What the task asks =
Scan the records and identify every line in which the string "entries" occurs, then return those lines.

**** Given records

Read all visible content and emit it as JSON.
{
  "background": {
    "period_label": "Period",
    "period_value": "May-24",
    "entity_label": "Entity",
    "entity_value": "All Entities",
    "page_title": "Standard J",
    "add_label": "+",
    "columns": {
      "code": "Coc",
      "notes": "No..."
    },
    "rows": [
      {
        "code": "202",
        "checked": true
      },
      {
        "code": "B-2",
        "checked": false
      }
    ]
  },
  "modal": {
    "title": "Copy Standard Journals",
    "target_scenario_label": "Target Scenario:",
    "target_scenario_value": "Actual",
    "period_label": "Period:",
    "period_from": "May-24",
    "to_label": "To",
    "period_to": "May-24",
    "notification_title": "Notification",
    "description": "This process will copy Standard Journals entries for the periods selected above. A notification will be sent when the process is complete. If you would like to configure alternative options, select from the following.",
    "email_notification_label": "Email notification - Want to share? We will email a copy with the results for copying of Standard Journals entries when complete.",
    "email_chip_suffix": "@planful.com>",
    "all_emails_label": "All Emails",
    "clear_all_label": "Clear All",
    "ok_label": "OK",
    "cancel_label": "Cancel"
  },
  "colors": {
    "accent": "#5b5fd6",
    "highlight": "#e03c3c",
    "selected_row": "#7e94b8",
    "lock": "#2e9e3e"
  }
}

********

Task response =
    "description": "This process will copy Standard Journals entries for the periods selected above. A notification will be sent when the process is complete. If you would like to configure alternative options, select from the following.",
    "email_notification_label": "Email notification - Want to share? We will email a copy with the results for copying of Standard Journals entries when complete.",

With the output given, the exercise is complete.